> **TASK PROMPT**
Give the number of lines in the material below that contain the word "Gasto". No other content is needed.

- - - -

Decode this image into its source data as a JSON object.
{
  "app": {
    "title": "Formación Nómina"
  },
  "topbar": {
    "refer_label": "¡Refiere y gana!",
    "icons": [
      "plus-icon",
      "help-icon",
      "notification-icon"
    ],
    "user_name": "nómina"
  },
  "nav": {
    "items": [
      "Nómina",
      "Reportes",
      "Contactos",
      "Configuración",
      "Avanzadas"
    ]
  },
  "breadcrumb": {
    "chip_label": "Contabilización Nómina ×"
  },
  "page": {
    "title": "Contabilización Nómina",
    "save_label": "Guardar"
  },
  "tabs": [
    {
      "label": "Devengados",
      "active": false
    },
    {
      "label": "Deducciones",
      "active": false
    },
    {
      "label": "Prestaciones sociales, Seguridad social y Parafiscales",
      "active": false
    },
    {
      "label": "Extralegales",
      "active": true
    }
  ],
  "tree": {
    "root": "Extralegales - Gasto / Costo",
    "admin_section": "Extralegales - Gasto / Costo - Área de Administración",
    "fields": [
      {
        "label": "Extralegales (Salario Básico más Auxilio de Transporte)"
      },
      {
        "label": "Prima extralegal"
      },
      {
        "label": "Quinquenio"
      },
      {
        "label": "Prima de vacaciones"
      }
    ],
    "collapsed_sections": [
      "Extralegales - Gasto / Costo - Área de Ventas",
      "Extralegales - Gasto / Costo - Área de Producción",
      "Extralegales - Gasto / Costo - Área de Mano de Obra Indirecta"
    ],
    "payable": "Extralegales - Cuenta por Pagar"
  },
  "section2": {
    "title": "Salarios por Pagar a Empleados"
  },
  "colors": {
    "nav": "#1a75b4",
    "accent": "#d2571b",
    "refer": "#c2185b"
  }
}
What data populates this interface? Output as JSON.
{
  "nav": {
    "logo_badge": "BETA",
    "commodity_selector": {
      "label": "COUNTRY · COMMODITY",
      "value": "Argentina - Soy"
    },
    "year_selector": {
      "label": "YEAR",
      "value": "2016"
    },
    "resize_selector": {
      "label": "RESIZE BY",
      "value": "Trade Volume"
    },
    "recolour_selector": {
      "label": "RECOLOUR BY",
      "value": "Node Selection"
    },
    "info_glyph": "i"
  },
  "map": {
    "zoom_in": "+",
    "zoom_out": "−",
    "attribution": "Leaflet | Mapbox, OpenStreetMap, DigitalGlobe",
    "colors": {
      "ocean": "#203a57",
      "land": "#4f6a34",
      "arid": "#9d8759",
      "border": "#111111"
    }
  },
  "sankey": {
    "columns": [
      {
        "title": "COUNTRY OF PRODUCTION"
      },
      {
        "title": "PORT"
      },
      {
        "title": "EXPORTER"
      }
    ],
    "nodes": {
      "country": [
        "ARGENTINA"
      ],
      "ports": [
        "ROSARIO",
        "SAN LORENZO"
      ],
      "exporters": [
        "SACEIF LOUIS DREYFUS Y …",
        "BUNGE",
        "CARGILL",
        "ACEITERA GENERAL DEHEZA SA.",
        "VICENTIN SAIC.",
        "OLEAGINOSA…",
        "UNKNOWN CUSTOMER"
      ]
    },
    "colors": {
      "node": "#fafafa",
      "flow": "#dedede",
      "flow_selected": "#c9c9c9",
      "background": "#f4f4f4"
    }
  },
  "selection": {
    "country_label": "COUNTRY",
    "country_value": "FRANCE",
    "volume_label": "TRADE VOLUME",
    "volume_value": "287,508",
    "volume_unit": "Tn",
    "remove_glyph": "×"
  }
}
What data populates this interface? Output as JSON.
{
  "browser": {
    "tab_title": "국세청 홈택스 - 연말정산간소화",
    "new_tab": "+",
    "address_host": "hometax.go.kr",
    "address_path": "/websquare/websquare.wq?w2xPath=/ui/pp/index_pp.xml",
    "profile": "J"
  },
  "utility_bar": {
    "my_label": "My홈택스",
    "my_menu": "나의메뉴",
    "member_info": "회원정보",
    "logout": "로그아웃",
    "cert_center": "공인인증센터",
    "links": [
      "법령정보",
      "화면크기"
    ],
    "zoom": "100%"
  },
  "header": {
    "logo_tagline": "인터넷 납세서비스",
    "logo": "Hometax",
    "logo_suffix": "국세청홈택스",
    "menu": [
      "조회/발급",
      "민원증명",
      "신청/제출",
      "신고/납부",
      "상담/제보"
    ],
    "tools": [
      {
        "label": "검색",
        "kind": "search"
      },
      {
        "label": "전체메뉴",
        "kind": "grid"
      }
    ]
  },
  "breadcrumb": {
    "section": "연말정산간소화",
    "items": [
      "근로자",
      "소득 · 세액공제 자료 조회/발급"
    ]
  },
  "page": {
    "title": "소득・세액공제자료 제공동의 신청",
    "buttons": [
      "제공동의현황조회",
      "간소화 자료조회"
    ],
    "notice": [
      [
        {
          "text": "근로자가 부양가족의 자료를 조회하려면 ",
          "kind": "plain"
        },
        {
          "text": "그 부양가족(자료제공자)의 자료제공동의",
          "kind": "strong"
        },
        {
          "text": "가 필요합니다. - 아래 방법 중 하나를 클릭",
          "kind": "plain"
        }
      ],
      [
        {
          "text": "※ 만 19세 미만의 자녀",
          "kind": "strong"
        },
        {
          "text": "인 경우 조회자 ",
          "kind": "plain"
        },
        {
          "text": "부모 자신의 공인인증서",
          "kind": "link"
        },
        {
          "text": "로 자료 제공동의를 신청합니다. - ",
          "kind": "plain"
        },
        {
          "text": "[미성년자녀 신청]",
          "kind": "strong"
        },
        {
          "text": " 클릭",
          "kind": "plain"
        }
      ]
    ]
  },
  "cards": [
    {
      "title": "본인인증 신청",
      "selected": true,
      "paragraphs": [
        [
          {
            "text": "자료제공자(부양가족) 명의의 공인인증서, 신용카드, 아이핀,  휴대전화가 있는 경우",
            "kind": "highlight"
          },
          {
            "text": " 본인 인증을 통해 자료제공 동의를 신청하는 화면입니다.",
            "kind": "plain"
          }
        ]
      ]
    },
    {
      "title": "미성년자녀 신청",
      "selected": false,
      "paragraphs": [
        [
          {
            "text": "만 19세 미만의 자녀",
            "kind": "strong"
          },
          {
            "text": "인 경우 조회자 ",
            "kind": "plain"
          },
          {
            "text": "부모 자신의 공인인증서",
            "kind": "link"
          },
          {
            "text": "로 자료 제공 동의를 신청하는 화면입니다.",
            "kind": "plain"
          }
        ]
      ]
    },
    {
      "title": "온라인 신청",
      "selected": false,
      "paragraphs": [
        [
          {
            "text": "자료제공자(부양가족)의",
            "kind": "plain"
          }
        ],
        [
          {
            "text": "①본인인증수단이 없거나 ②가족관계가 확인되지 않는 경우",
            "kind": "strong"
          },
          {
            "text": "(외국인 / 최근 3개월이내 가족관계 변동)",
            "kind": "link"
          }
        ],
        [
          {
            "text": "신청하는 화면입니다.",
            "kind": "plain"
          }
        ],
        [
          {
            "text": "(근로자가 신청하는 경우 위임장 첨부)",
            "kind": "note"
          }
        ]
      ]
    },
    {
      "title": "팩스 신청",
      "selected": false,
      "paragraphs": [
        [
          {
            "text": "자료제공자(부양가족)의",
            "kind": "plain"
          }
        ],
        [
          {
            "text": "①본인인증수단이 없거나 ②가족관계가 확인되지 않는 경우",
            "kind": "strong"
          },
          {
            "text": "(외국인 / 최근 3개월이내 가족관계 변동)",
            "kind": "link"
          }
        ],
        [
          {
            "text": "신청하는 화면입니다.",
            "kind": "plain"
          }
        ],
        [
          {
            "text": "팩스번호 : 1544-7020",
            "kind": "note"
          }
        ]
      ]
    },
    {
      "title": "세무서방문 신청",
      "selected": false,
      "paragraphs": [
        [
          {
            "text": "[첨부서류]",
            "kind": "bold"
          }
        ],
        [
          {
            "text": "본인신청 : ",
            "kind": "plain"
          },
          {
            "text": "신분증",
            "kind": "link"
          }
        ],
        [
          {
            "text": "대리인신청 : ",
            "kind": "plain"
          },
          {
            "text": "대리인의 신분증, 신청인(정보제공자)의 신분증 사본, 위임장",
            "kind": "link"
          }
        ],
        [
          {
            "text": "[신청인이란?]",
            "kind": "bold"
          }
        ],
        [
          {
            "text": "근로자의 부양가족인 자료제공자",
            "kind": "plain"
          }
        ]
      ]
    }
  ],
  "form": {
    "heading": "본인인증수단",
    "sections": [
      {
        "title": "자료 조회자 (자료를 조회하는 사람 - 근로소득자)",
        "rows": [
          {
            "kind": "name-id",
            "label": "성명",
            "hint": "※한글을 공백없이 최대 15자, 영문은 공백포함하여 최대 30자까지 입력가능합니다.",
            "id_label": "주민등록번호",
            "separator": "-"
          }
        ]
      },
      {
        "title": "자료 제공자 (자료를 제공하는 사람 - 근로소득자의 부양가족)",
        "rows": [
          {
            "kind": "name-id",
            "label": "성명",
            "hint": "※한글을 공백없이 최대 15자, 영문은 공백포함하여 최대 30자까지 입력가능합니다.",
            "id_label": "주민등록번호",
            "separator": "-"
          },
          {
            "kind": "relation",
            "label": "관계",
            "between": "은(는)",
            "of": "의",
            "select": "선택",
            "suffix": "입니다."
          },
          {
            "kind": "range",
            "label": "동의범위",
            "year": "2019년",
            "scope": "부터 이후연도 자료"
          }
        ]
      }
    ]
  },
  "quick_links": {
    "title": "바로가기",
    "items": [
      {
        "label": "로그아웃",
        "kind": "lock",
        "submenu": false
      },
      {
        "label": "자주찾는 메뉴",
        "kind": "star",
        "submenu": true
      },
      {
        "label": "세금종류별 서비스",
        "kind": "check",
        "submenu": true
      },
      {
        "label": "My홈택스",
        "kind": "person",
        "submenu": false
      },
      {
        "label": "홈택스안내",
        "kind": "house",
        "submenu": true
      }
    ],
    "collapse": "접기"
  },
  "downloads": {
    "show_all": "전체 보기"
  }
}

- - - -

> **RESULT OF THE TASK**
5